--- Exercise prompt ---
Wherever pictures occur in the entries below, leave them out and retype the rest exactly.

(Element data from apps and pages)
....
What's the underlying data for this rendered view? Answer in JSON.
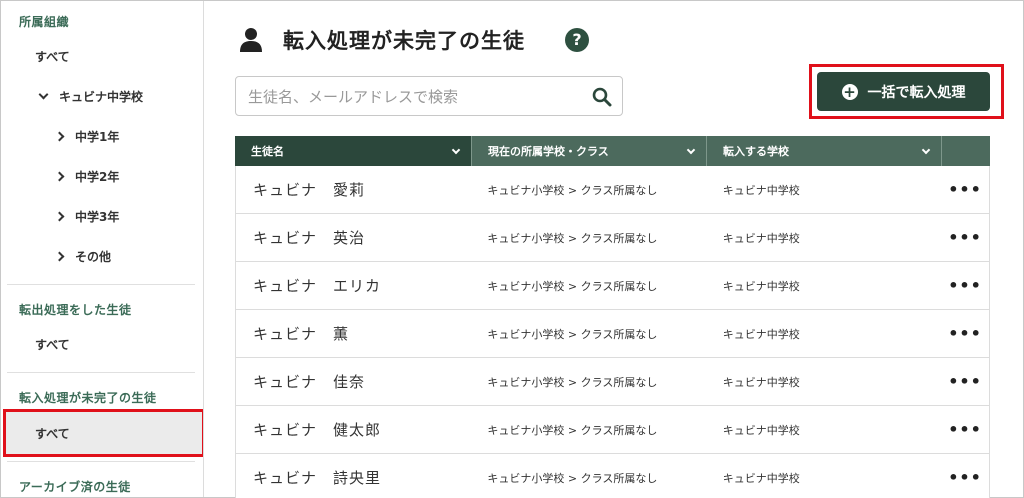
{
  "sidebar": {
    "org_title": "所属組織",
    "org_all": "すべて",
    "school": "キュビナ中学校",
    "grades": [
      "中学1年",
      "中学2年",
      "中学3年",
      "その他"
    ],
    "transfer_out_title": "転出処理をした生徒",
    "transfer_out_all": "すべて",
    "transfer_in_title": "転入処理が未完了の生徒",
    "transfer_in_all": "すべて",
    "archived_title": "アーカイブ済の生徒"
  },
  "header": {
    "title": "転入処理が未完了の生徒",
    "help_icon_text": "?"
  },
  "search": {
    "placeholder": "生徒名、メールアドレスで検索",
    "value": ""
  },
  "bulk_button": {
    "label": "一括で転入処理",
    "icon": "plus-circle-icon"
  },
  "table": {
    "columns": [
      "生徒名",
      "現在の所属学校・クラス",
      "転入する学校"
    ],
    "rows": [
      {
        "name": "キュビナ　愛莉",
        "current": "キュビナ小学校 > クラス所属なし",
        "target": "キュビナ中学校",
        "menu": "•••"
      },
      {
        "name": "キュビナ　英治",
        "current": "キュビナ小学校 > クラス所属なし",
        "target": "キュビナ中学校",
        "menu": "•••"
      },
      {
        "name": "キュビナ　エリカ",
        "current": "キュビナ小学校 > クラス所属なし",
        "target": "キュビナ中学校",
        "menu": "•••"
      },
      {
        "name": "キュビナ　薫",
        "current": "キュビナ小学校 > クラス所属なし",
        "target": "キュビナ中学校",
        "menu": "•••"
      },
      {
        "name": "キュビナ　佳奈",
        "current": "キュビナ小学校 > クラス所属なし",
        "target": "キュビナ中学校",
        "menu": "•••"
      },
      {
        "name": "キュビナ　健太郎",
        "current": "キュビナ小学校 > クラス所属なし",
        "target": "キュビナ中学校",
        "menu": "•••"
      },
      {
        "name": "キュビナ　詩央里",
        "current": "キュビナ小学校 > クラス所属なし",
        "target": "キュビナ中学校",
        "menu": "•••"
      }
    ]
  },
  "colors": {
    "brand_dark": "#2b473b",
    "header_bg": "#4c6a5d",
    "section_title": "#3b6b57",
    "highlight_red": "#e0101a",
    "selected_bg": "#ebebeb"
  }
}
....
--- Result of this exercise ---
What's the underlying data for this rendered view? Answer in JSON.
{
  "sidebar": {
    "org_title": "所属組織",
    "org_all": "すべて",
    "school": "キュビナ中学校",
    "grades": [
      "中学1年",
      "中学2年",
      "中学3年",
      "その他"
    ],
    "transfer_out_title": "転出処理をした生徒",
    "transfer_out_all": "すべて",
    "transfer_in_title": "転入処理が未完了の生徒",
    "transfer_in_all": "すべて",
    "archived_title": "アーカイブ済の生徒"
  },
  "header": {
    "title": "転入処理が未完了の生徒",
    "help_icon_text": "?"
  },
  "search": {
    "placeholder": "生徒名、メールアドレスで検索",
    "value": ""
  },
  "bulk_button": {
    "label": "一括で転入処理",
    "icon": "plus-circle-icon"
  },
  "table": {
    "columns": [
      "生徒名",
      "現在の所属学校・クラス",
      "転入する学校"
    ],
    "rows": [
      {
        "name": "キュビナ　愛莉",
        "current": "キュビナ小学校 > クラス所属なし",
        "target": "キュビナ中学校",
        "menu": "•••"
      },
      {
        "name": "キュビナ　英治",
        "current": "キュビナ小学校 > クラス所属なし",
        "target": "キュビナ中学校",
        "menu": "•••"
      },
      {
        "name": "キュビナ　エリカ",
        "current": "キュビナ小学校 > クラス所属なし",
        "target": "キュビナ中学校",
        "menu": "•••"
      },
      {
        "name": "キュビナ　薫",
        "current": "キュビナ小学校 > クラス所属なし",
        "target": "キュビナ中学校",
        "menu": "•••"
      },
      {
        "name": "キュビナ　佳奈",
        "current": "キュビナ小学校 > クラス所属なし",
        "target": "キュビナ中学校",
        "menu": "•••"
      },
      {
        "name": "キュビナ　健太郎",
        "current": "キュビナ小学校 > クラス所属なし",
        "target": "キュビナ中学校",
        "menu": "•••"
      },
      {
        "name": "キュビナ　詩央里",
        "current": "キュビナ小学校 > クラス所属なし",
        "target": "キュビナ中学校",
        "menu": "•••"
      }
    ]
  },
  "colors": {
    "brand_dark": "#2b473b",
    "header_bg": "#4c6a5d",
    "section_title": "#3b6b57",
    "highlight_red": "#e0101a",
    "selected_bg": "#ebebeb"
  }
}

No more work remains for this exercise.